TASK GOAL:
When a line below contains the string "Password", show that line.

PROVIDED DATA:
* * * * * * *
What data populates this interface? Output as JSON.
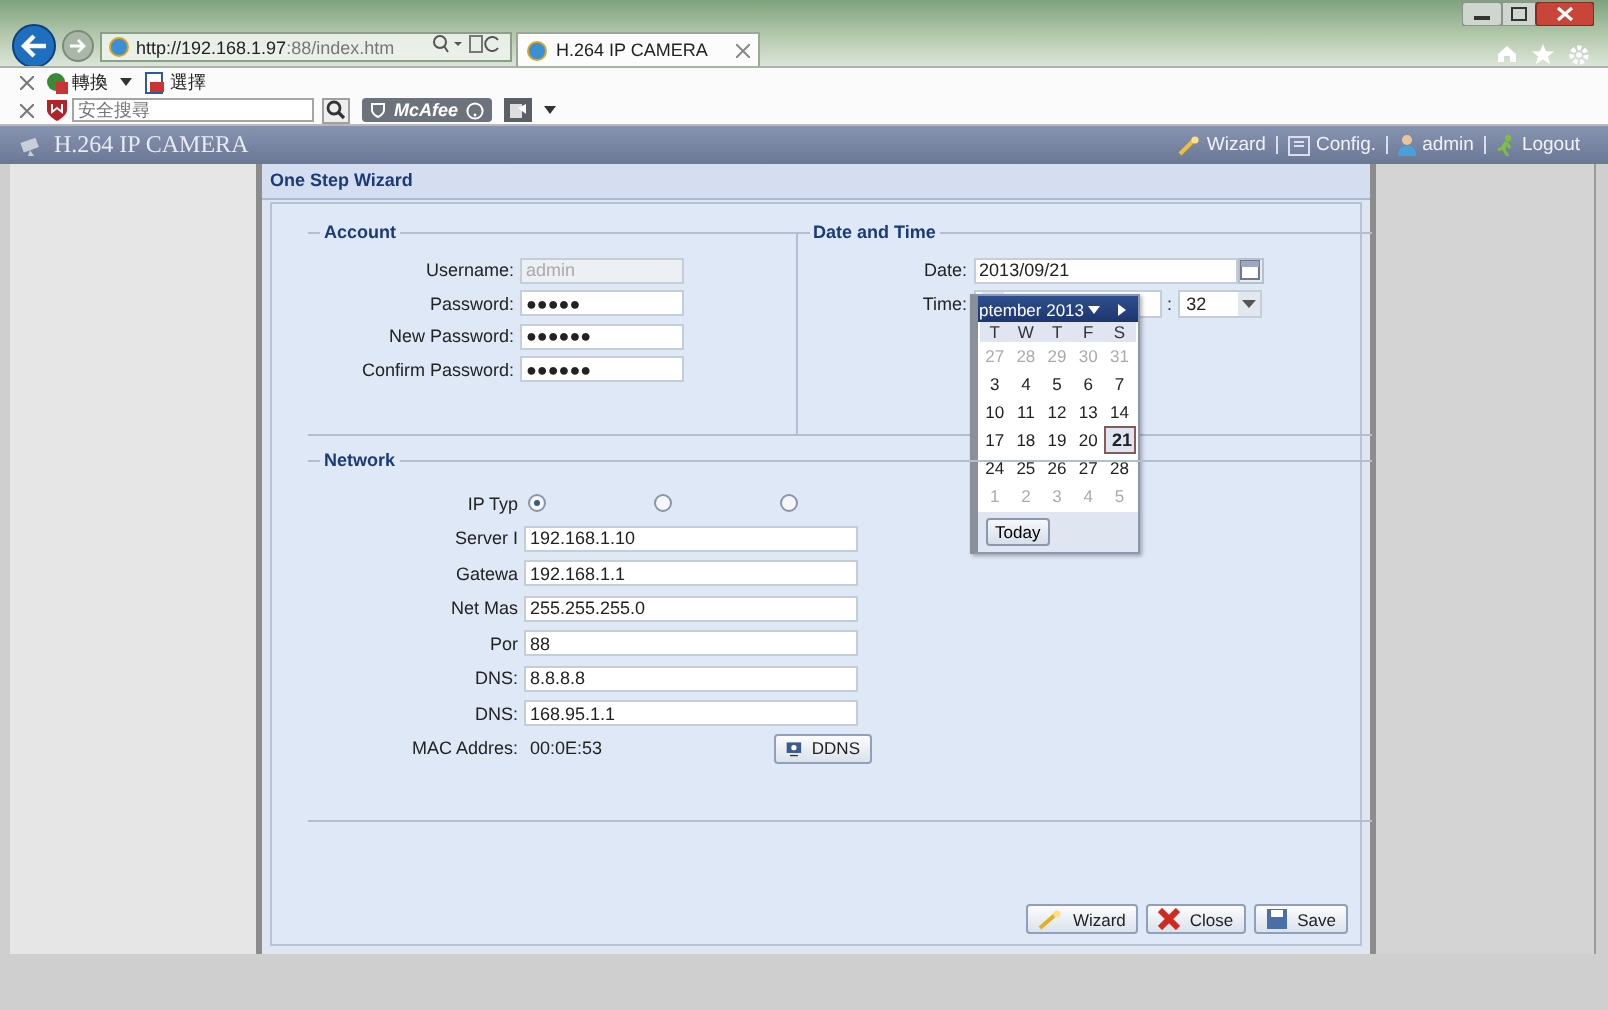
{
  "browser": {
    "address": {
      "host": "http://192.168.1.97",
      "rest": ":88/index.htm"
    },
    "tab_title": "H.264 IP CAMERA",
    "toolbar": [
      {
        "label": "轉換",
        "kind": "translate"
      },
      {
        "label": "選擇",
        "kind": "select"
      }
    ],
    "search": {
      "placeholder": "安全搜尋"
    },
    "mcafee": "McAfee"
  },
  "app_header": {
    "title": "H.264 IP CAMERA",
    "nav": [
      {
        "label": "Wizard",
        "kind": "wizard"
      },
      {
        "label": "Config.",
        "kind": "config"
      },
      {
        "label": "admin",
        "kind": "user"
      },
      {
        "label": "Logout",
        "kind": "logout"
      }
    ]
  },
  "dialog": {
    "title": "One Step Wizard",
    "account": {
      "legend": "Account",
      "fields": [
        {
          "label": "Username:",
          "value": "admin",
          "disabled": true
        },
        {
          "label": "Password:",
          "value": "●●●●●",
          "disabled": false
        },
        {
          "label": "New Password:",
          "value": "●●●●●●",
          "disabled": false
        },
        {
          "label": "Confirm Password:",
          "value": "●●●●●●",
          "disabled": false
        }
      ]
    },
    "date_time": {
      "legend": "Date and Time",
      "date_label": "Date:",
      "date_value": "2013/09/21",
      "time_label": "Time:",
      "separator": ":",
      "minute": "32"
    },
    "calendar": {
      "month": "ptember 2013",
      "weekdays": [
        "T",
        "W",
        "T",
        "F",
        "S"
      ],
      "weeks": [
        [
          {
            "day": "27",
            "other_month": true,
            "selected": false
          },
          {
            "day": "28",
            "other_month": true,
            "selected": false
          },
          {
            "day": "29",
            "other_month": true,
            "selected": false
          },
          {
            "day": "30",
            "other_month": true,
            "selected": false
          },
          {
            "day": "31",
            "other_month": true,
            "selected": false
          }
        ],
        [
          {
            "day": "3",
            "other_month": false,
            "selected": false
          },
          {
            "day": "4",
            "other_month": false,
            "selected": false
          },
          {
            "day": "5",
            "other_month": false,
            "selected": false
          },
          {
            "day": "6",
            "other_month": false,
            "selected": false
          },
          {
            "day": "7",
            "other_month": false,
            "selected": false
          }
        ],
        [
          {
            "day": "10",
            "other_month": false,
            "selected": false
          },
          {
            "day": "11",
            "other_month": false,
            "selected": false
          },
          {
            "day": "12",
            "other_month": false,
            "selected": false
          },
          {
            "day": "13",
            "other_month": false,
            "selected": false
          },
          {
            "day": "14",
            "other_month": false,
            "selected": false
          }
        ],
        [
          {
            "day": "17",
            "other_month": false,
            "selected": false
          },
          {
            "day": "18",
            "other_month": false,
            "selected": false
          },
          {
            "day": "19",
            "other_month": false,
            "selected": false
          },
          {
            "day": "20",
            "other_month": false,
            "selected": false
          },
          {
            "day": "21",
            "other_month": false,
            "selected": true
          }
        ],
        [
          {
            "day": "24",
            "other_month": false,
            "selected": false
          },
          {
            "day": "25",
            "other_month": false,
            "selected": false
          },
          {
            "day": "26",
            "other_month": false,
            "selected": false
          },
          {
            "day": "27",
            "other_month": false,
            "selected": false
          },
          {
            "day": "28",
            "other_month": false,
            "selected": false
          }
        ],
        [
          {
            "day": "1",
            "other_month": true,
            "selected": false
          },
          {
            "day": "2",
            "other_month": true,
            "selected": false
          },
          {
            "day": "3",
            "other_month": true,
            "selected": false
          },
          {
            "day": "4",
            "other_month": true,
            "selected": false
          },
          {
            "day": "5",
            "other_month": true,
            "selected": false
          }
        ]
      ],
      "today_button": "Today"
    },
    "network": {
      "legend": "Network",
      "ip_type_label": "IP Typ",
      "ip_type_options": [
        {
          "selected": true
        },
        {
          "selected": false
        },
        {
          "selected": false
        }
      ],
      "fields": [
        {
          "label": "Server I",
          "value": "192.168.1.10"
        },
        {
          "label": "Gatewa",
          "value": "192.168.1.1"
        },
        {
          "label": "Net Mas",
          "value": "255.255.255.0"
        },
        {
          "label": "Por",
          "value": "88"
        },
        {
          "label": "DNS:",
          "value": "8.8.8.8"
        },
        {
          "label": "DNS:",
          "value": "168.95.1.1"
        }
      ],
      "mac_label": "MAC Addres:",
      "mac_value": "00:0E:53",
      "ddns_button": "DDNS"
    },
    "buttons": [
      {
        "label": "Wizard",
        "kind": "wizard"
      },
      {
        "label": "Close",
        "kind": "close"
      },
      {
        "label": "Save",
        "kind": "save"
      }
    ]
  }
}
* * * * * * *
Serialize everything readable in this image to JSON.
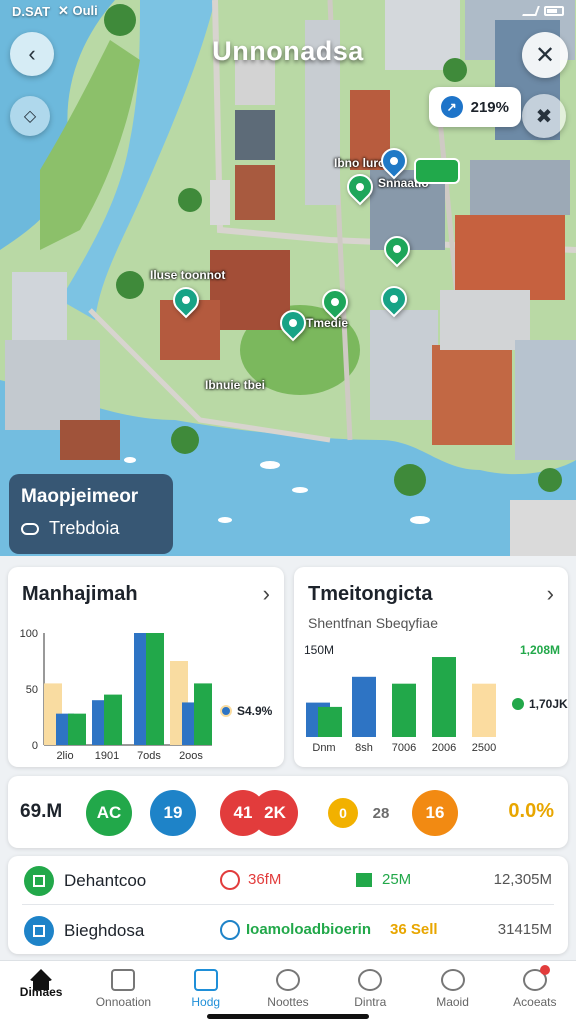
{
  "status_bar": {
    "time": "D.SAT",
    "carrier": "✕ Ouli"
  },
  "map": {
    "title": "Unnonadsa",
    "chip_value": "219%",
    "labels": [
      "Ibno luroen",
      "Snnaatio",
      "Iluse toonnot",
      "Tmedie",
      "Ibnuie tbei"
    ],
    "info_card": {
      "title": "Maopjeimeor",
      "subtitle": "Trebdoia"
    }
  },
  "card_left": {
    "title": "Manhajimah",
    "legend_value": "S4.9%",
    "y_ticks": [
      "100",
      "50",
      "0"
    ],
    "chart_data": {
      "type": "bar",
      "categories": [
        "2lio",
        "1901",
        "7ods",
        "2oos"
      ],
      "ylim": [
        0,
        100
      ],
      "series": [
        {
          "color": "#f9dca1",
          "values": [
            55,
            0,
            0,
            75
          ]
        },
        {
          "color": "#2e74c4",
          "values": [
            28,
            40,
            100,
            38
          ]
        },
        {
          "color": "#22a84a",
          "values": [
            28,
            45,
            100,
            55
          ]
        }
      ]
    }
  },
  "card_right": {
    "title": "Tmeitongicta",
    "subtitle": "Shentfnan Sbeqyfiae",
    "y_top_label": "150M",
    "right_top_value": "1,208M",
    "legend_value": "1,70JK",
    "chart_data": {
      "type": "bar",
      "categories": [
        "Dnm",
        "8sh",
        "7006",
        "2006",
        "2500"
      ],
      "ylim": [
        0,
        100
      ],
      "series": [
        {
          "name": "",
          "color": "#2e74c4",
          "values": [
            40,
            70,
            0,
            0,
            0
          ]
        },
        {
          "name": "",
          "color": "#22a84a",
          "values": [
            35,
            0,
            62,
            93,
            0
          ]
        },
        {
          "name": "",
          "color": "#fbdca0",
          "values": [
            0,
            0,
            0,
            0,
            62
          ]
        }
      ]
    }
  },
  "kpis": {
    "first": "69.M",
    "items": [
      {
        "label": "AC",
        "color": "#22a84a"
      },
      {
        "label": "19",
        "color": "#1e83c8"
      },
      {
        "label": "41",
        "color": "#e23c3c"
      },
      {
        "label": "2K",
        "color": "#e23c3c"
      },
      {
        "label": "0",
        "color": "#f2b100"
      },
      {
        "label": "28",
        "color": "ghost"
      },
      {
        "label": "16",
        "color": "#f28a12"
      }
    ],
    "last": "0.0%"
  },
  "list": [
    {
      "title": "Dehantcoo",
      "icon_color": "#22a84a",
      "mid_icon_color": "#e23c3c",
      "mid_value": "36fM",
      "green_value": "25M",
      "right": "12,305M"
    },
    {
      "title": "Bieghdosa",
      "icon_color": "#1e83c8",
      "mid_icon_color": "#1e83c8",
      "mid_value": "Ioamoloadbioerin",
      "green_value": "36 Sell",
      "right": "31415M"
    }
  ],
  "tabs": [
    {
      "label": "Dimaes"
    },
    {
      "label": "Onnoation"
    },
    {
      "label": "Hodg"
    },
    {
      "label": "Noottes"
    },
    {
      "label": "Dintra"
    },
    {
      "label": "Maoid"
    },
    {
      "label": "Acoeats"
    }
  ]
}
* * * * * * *
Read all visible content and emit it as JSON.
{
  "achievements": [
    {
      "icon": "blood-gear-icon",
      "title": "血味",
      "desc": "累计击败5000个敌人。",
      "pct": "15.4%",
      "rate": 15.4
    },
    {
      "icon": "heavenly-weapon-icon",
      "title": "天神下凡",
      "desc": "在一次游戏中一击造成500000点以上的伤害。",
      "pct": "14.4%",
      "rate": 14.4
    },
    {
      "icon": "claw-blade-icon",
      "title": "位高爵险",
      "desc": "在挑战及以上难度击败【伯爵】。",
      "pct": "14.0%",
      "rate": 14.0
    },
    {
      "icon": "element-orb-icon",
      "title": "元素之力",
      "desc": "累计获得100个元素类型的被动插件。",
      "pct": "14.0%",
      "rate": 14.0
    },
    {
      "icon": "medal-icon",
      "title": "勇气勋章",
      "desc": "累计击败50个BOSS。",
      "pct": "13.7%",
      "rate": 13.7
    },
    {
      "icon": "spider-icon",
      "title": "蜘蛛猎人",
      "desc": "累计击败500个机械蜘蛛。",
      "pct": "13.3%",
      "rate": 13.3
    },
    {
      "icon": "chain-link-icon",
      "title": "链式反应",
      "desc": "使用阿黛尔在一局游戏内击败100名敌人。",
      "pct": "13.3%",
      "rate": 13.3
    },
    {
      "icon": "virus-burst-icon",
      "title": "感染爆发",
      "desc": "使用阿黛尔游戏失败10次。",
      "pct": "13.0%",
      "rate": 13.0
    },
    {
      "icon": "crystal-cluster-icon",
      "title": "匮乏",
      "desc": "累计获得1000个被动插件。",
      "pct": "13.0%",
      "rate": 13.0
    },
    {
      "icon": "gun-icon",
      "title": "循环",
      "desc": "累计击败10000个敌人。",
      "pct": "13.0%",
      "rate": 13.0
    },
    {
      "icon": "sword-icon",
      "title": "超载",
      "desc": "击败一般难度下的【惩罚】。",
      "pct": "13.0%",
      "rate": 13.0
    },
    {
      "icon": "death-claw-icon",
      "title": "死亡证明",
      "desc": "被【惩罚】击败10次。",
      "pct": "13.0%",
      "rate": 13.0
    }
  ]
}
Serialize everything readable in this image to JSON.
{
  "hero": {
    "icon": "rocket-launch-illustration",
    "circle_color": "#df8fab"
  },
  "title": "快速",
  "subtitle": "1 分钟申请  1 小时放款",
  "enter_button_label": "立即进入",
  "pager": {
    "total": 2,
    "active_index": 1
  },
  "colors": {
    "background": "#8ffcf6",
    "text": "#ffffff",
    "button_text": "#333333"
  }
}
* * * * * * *
RESULT:
          "label": "Password:",
          "label": "New Password:",
          "label": "Confirm Password:",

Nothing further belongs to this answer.